But that leads to the painful question: To what degree was the urban revival of the 1990s and 2000s bought at the cost of police abuses? And how can we sustain our great cities while minimizing those abuses?
How do we walk away from Omelas?
In her famous 1973 short story “The Ones Who Walk Away from Omelas”, Ursula K. LeGuin describes a liberal paradise, whose freedom and happiness depends on the torture of a single abandoned child. It’s a powerful allegory — an indictment of the brutal utilitarianism that would choose to provide for the greatest number at the expense of a minority.
The question is: Are the great Liberal Cities of modern America just a form of Omelas? The years since 1990 have seen a dramatic urban revival, especially in coastal metropolises like New York City and Los Angeles. The big crime drop was a big part of that, since it allowed high-earning professionals and their employers to move back into the inner cities after decades of abandonment and neglect. Writer Will Wilkinson declared in 2017 that these cities are proof that “the liberal experiment works”.
But if police are essential to crime reduction, and crime reduction was essential to the liberal experiment, was that success bought at the expense of the victims of America’s broken policing culture?
Maybe so. And that means we can’t just go back to the way things were — we can’t just say “Oh well, I guess we need cops to prevent crime”, and just throw money at the old system and let it do its thing. Police won’t be defunded, but they definitely need to be reformed.
And despite the anti-police movement’s confident pronouncements to the contrary, there are ways to reform policing in America. Camden, New Jersey fired its police department and then rebuilt it from the ground up, bigger and more professional than before; crime fell by a huge amount. St. Cloud, Minnesota has worked hard to integrate police with the community rather than set them up in opposition. Part of that involves creating Japanese-style police boxes where the cops can have a permanent but peaceful presence on the street. This idea has been catching on among some friends of mine:
Another idea is to shift traffic stops away from cops and toward unarmed responders. Berkeley is experimenting with this concept (which was partially the brainchild of the excellent activist Darrell Owens). Traffic stops are one area where solid evidence of police racism exists, and even minor stops can easily lead to deadly altercations. A related idea is to send mental health professionals to answer some 9-1-1 calls.
Of course, training for cops should improve, and the profession should become more professionalized. That will almost certainly involve raising salaries — the opposite of defunding the police.
As for what the cops should be doing more of, there’s a good argument that they should be solving more crimes. The clearance rate of major crimes in America is abysmally low.

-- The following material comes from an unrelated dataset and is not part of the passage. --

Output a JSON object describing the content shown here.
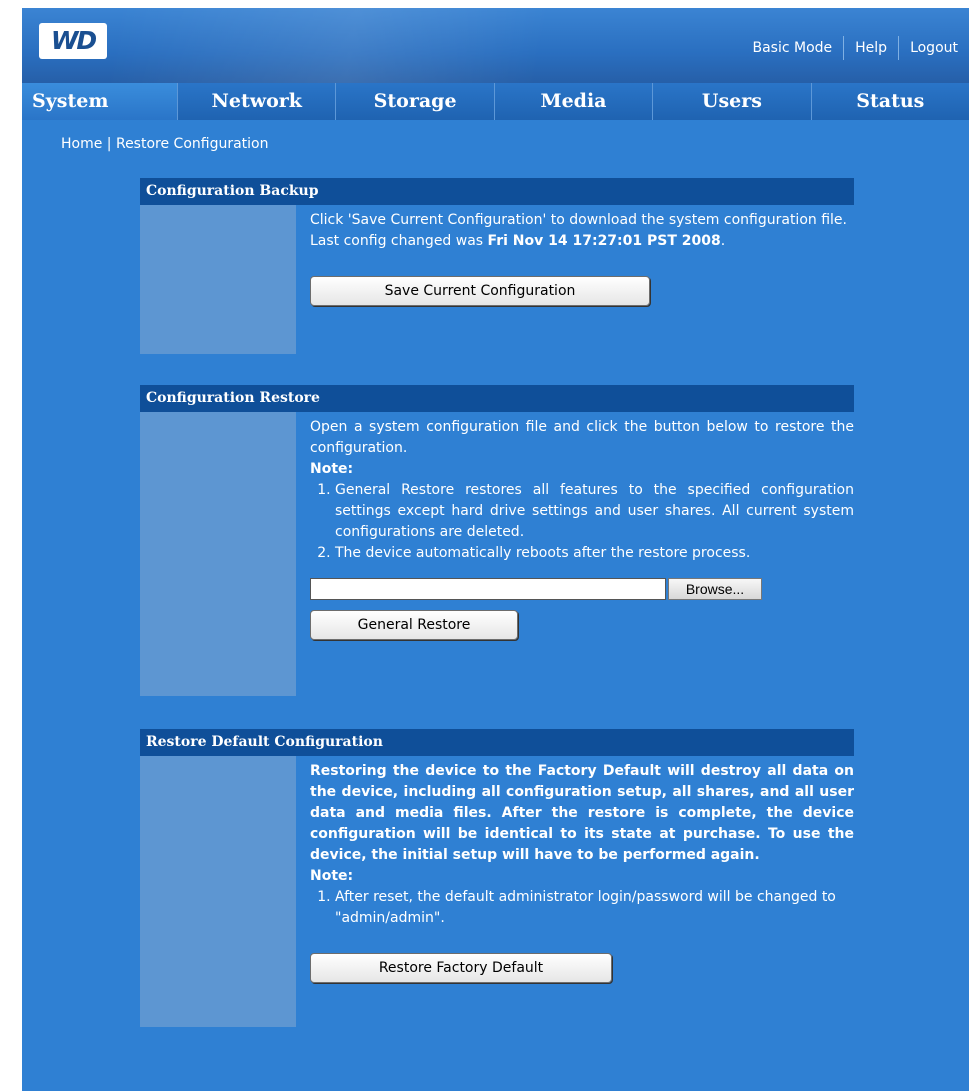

Shifting police work from traffic stops and mental health calls to detective work would help convince American communities that the police really will help them and dispense justice — and thus discourage Americans from taking their safety into their own hands with personal acts of violence. Note that hiring a lot more detectives will require, once again, the exact opposite of defunding.
And none of this should discount the importance of improving social services! Sure, police do prevent crime, but social services prevent crime too; these are complements, not substitutes, and they should be part of a multi-pronged approach. The Criminal Justice Expert Panel strongly agrees:

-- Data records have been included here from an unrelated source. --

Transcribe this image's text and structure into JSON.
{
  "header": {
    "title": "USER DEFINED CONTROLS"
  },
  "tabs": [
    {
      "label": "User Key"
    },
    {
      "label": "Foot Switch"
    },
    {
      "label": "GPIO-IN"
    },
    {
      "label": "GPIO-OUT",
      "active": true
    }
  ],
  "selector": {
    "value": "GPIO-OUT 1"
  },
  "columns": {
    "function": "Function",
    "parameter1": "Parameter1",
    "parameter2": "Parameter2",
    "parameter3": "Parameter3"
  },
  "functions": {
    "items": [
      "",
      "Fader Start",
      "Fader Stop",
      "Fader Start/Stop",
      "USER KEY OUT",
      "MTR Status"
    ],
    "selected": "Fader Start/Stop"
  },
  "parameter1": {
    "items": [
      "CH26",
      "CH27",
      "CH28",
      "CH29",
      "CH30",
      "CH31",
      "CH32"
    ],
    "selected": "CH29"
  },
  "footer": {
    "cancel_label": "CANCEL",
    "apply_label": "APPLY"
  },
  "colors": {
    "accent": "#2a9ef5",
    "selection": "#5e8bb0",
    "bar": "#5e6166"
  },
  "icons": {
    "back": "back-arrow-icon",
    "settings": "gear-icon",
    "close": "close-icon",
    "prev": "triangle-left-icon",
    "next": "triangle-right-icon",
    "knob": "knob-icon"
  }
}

And finally, police accountability has to improve. Ending qualified immunity and weakening legal protections for police unions seem like the most promising ways to do that. Again, the experts are strongly on my side on this:

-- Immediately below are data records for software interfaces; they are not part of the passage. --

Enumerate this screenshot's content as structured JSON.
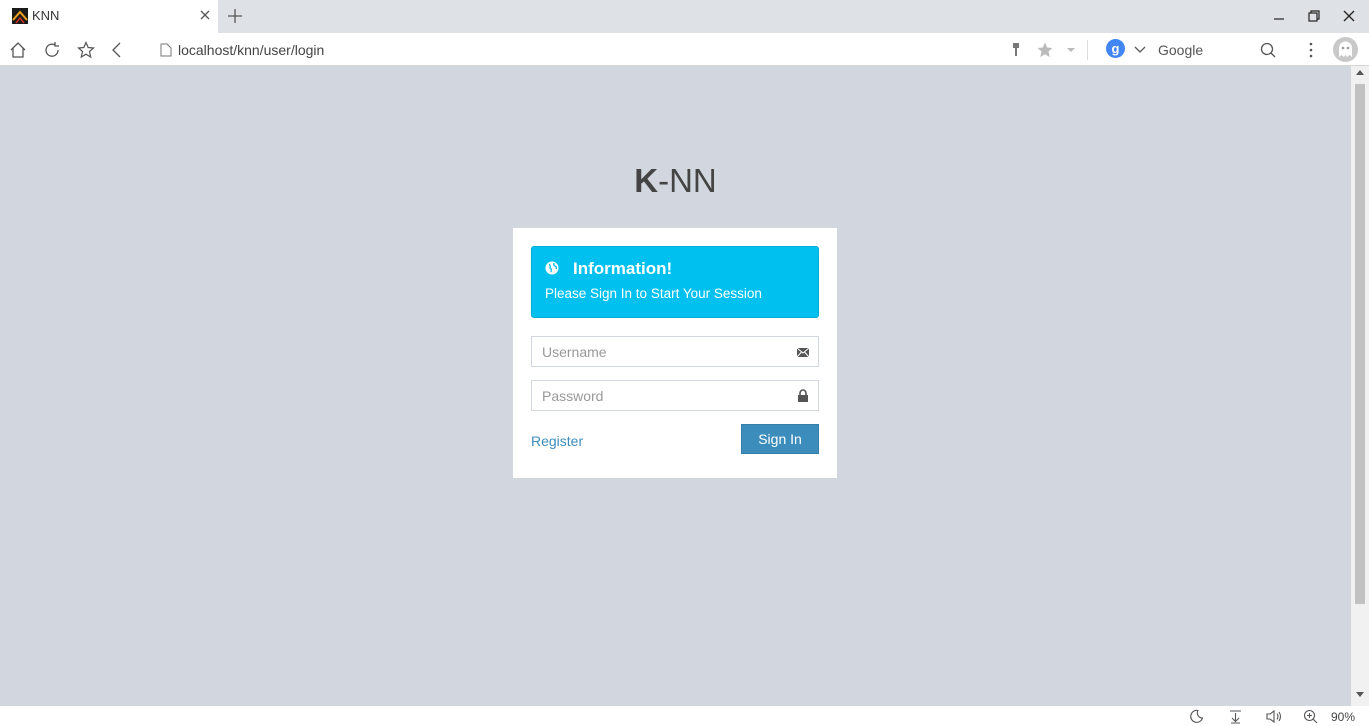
{
  "browser": {
    "tab_title": "KNN",
    "url": "localhost/knn/user/login",
    "search_engine": "Google",
    "search_badge": "g",
    "zoom": "90%"
  },
  "page": {
    "logo_bold": "K",
    "logo_rest": "-NN",
    "info": {
      "title": "Information!",
      "message": "Please Sign In to Start Your Session"
    },
    "username_placeholder": "Username",
    "password_placeholder": "Password",
    "register_label": "Register",
    "signin_label": "Sign In"
  },
  "colors": {
    "page_background": "#d2d6de",
    "info_background": "#00c0ef",
    "primary_button": "#3c8dbc",
    "link": "#3c8dbc"
  }
}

We’re not going to abolish or defund the police. Nor should we. But hopefully the "defund” movement has created some lasting impetus toward change in America that will allow actually sensible reforms to get done. If that happens, maybe one day we’ll thank the doomed “defund” movement for — pardon the pun — playing the role of “bad cop”.